## Work item
Please list all lines of the material below in which the string "true" occurs.
------------------------------------------------------------------------
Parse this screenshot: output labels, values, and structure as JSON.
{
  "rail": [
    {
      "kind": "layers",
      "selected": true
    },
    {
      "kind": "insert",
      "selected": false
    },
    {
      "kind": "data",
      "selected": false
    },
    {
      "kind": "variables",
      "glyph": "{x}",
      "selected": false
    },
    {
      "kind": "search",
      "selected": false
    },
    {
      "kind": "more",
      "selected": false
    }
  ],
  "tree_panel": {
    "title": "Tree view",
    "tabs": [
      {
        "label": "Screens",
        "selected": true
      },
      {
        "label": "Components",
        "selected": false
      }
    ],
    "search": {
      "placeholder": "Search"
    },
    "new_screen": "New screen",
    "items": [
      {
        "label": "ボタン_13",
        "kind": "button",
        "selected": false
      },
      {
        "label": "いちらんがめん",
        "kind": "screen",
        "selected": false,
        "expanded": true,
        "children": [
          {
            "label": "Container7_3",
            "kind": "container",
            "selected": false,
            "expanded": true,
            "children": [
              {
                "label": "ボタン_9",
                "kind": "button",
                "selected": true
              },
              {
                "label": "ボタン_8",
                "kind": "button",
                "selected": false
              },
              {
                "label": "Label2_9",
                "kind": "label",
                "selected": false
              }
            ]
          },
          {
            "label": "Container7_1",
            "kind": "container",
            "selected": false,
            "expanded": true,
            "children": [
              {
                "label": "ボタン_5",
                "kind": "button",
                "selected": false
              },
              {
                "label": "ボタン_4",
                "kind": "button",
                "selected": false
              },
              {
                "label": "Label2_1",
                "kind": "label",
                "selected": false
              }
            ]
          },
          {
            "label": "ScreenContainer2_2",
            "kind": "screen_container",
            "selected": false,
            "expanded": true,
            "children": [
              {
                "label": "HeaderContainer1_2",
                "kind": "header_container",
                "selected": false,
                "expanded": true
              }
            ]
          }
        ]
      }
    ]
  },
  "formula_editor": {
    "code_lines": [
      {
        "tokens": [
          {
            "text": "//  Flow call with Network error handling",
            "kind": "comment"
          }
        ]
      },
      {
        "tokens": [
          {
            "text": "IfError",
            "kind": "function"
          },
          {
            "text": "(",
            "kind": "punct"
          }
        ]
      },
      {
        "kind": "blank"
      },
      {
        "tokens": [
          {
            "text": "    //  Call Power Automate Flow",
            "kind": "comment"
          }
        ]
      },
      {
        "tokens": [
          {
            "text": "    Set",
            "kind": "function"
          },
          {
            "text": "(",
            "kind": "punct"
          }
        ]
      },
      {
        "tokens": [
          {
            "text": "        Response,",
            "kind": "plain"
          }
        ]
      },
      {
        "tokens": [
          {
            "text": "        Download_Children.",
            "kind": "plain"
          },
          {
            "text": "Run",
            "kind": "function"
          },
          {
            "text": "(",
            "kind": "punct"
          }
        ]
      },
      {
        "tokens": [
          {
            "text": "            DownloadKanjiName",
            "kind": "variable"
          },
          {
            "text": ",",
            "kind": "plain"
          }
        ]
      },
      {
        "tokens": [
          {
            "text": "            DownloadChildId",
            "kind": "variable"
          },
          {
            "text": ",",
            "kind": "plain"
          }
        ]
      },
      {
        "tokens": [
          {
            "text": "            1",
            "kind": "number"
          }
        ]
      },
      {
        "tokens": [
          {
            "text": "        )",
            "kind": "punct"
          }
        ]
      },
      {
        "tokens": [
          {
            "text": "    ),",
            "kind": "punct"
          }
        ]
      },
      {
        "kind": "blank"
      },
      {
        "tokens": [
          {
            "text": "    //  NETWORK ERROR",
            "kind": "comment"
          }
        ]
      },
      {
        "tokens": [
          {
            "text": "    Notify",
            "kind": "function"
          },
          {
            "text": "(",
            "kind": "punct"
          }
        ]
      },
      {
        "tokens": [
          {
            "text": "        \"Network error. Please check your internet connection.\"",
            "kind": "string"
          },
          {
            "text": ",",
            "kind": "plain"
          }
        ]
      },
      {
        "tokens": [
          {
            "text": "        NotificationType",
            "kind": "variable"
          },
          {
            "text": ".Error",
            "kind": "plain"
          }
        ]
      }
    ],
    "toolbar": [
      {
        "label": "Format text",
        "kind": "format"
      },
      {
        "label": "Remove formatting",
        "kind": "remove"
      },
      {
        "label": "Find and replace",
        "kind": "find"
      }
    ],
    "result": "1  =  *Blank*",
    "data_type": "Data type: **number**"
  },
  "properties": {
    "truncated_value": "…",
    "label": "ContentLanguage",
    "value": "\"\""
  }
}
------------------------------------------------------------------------
## Solution to the problem
      "selected": true
        "selected": true
        "expanded": true,
            "expanded": true,
                "selected": true
            "expanded": true,
            "expanded": true,
                "expanded": true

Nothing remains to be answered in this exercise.